Thanks for your opinion

Recently I was on a Zoom meeting with people I’d never met before. We had a lovely conversation about business and life and we laughed a lot. I said that I was spending some time that day reviewing my business strategy and immediately one of the people told me what my strategy should be. Not might include or, in their opinion, might be, but this is what my strategy should be.

I was surprised because:

  • they were very certain how I should grow my business, and  
  • they seemed to think I would just do what I had been told

This got me thinking.

I think it is true to say that any strategy needs to include certain things: a goal, a plan of implementation (this can be fluid), a timescale and a review process. This is my opinion. My business strategy follows that scheme and in my case, the fluid part needs to be very fluid as opportunities come my way. The issue is that whilst business strategies may be similar, we as business owners are all different. What works for you may not work for me for various reasons, our business may be at different stages of development, we may have been in business for different times, our background, and our experiences will almost certainly be different. We may have difference in the amount of risk we find acceptable and our personal business needs, and our work/life balance may be different. Which brings me to my next point.

Doing what other people tell us to do.

When I became self-employed, I didn’t know what I was going to do, so I set myself three rules. The second was “I never do anything I don’t want to do, with anyone I don’t want to do it with” or to put it another way and to quote my beloved “You don’t do bosses well” I like that all my business decisions are mine, be they good, bad or indifferent I own them. So I listen to opinions and then I decide what I take from them, and, when I give my opinion, I expect others to do the same. If they want my further input they’ll ask, and sometimes they do.

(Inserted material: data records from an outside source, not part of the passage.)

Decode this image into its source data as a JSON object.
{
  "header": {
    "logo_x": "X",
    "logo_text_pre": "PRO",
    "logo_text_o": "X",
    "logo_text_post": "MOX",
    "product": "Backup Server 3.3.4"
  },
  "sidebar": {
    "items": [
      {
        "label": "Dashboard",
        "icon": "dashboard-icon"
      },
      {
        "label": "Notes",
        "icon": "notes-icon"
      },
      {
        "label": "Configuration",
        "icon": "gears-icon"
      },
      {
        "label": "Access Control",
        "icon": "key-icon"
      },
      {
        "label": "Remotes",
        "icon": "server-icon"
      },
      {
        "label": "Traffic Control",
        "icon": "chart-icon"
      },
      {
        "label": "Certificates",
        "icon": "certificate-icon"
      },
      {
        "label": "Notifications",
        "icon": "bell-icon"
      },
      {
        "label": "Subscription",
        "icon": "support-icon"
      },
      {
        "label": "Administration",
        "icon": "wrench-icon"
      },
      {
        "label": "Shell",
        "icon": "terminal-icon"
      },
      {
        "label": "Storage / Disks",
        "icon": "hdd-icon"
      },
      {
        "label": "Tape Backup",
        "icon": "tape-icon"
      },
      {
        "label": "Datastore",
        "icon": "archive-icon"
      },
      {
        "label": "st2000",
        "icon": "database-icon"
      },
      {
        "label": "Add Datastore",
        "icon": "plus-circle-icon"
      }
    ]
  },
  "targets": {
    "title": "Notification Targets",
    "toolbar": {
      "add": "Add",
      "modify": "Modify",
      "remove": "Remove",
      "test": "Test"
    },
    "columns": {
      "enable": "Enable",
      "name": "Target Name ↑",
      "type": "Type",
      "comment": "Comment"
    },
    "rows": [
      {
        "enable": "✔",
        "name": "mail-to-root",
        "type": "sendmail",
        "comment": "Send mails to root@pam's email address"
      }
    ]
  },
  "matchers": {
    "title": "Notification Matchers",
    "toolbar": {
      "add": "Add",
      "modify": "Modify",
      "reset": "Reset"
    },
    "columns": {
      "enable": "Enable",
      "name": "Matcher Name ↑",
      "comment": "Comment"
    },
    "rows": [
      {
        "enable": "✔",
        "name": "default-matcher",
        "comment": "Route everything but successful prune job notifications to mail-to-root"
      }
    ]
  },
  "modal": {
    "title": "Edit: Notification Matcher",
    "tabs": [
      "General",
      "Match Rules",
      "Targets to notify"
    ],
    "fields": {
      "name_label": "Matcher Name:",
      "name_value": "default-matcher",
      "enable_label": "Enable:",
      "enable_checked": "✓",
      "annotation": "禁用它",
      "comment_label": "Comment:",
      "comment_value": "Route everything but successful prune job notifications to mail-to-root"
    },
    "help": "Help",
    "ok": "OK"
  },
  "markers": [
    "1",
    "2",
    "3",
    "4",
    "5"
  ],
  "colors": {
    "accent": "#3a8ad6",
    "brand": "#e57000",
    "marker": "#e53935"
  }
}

So thank you for your opinion, I may consider it further. As a thank you, here is my gift to you: my Top 20 networking tips just follow this link: ebn.uk.com and complete the form to receive your copy.

Have fun,

Glenys